WHAT TO WORK ON => Copy every line below that has the word "JSON" in it.

Items listed in a dataset =>
- Opening Delimiter -

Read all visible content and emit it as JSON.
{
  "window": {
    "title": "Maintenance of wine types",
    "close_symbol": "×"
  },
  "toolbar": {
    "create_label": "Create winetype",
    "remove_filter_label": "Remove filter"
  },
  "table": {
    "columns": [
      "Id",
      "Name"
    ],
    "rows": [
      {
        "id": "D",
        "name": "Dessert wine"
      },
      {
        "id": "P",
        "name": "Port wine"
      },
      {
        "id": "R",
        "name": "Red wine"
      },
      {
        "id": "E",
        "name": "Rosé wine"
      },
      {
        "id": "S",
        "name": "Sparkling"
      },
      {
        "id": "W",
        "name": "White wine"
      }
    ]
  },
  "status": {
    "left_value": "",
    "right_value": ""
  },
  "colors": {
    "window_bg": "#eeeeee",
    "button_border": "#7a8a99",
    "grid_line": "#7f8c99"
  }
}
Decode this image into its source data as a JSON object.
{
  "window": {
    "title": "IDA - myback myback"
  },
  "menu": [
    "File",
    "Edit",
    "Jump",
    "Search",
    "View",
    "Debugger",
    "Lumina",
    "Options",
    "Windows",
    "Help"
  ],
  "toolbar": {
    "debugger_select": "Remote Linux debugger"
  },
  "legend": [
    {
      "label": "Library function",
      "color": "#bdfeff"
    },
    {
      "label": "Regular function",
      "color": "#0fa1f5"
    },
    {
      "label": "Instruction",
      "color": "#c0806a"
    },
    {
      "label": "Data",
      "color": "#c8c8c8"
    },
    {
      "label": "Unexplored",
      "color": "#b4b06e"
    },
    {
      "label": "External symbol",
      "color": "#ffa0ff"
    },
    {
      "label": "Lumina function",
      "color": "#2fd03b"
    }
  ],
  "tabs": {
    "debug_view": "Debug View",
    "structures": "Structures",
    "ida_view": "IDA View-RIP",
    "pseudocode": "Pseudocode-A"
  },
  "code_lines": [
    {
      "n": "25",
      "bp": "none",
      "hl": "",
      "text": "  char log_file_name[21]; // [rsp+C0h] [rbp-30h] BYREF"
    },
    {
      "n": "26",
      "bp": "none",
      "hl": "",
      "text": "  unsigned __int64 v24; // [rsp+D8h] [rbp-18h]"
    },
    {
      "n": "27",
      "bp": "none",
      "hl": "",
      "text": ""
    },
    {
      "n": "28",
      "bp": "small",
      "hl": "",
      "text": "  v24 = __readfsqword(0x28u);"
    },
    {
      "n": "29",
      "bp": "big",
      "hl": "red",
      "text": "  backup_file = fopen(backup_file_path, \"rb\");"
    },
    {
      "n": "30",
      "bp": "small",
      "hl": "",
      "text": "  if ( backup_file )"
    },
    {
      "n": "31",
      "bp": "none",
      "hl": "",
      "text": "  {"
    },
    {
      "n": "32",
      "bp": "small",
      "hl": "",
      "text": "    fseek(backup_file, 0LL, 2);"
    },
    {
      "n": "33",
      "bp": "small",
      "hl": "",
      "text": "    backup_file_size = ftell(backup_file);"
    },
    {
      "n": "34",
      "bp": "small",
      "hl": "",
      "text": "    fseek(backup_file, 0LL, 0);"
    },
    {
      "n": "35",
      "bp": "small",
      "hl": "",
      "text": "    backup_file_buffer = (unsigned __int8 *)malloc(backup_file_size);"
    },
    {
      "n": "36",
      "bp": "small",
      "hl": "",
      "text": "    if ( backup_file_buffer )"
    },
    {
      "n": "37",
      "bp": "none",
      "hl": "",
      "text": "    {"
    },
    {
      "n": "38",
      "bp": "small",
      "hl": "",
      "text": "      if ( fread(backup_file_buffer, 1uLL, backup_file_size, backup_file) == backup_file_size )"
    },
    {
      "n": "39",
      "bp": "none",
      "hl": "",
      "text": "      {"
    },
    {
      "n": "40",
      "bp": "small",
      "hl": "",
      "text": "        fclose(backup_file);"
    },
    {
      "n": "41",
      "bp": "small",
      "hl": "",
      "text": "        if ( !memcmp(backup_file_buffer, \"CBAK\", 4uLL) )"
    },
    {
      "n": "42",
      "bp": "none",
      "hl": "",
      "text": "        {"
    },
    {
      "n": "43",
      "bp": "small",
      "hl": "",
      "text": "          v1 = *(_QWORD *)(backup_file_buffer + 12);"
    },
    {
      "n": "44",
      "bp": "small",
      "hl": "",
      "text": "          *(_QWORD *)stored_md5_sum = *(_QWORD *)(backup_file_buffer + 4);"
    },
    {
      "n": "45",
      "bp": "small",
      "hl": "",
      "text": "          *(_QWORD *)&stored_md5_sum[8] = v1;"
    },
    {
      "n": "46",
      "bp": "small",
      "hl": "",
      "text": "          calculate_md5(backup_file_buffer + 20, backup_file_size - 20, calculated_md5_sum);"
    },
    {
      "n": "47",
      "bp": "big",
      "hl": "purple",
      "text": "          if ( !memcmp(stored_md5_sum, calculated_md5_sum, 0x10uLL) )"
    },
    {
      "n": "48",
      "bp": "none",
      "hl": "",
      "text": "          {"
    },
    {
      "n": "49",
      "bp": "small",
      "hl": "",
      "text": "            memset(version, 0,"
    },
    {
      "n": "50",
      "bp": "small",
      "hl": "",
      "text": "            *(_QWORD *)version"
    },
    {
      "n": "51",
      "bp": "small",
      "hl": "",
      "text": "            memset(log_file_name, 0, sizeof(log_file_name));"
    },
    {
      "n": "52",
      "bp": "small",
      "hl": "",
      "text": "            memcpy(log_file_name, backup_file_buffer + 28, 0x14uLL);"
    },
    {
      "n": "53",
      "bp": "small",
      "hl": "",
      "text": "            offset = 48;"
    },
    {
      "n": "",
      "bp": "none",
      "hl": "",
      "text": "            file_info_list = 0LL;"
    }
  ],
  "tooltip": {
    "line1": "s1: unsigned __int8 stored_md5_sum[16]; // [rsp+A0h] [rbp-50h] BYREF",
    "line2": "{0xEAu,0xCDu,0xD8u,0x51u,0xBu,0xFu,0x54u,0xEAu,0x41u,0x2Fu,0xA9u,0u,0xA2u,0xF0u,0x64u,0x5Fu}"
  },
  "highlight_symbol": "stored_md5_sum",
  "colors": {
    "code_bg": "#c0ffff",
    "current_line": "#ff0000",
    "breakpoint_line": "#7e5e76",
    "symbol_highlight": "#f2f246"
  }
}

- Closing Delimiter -

WORKED SOLUTION =>
Read all visible content and emit it as JSON.
Decode this image into its source data as a JSON object.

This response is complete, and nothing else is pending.